Colorado small businesses are less likely to change health insurers for the upcoming year, even as they anticipate continued price increases, according to the second-annual Delta Dental of Colorado Small Business Survey.
Click here to read more
About 2,500 voters in the special district downtown approved a tax-increment financing measure that allows the Longmont Downtown Development Authority to float bonds for infrastructure projects. The measure passed with 165 votes in favor and 68 against. In general, tax-increment financing allows property tax collected from businesses to be used for projects in a special district, rather than going into a general pot of tax money.
Now that the vote passed, members in the special district will be able to refresh a “visioning process” to discuss how downtown should look in the future, said Kimberlee McKee, executive director of the LDDA. The group is about one year into its focus on bringing more arts- and entertainment-related businesses downtown, for example, she said.
“This gives us the ability to plan – long-term – which projects we want to focus on,” McKee said. “(It helps bring) fun, niche-market things that people want into downtown.”

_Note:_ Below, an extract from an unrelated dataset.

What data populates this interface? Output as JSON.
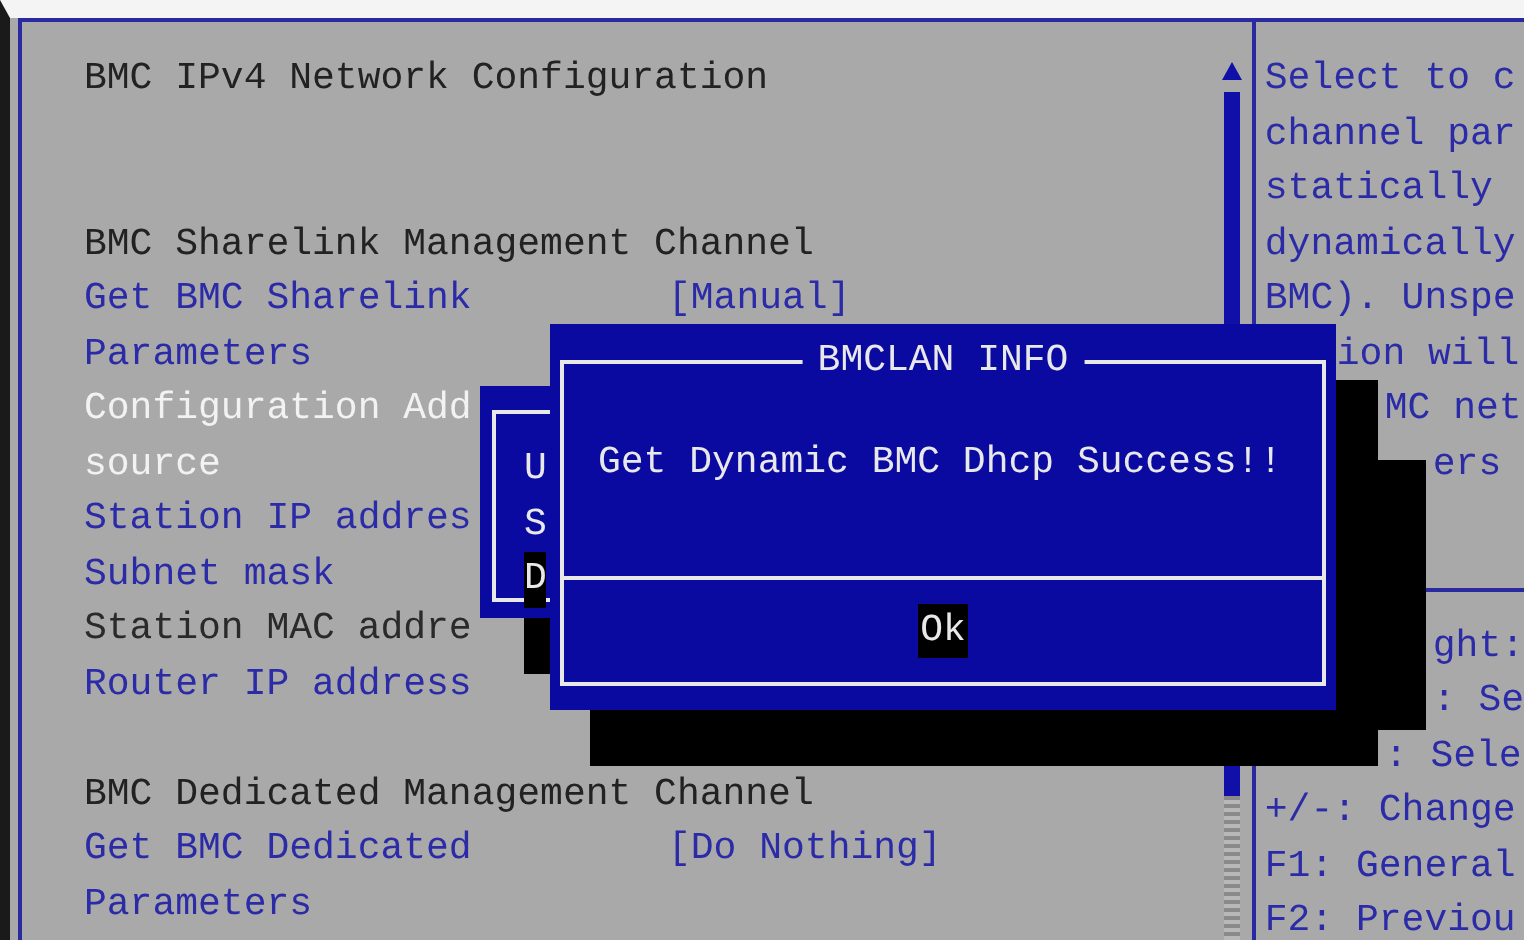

Tax-increment financing funds were used to do the current alleyscape project downtown, for example, McKee said. Some 19 business owners have spent $213,000 so far this year on alleyscape projects, getting reimbursed for about $43,000 of their costs from the LDDA, McKee said.
The alleyscape projects made business look much more welcoming, McKee said, pointing to some new concrete work being done in which businesses were able to get a special rate related to other improvements in the area.
Without the voter approval, the tax-increment financing approval would have expired at the end of 2013. It now runs through 2033. Residents, business owners and people who lease property in the downtown district were eligible to vote for the measure.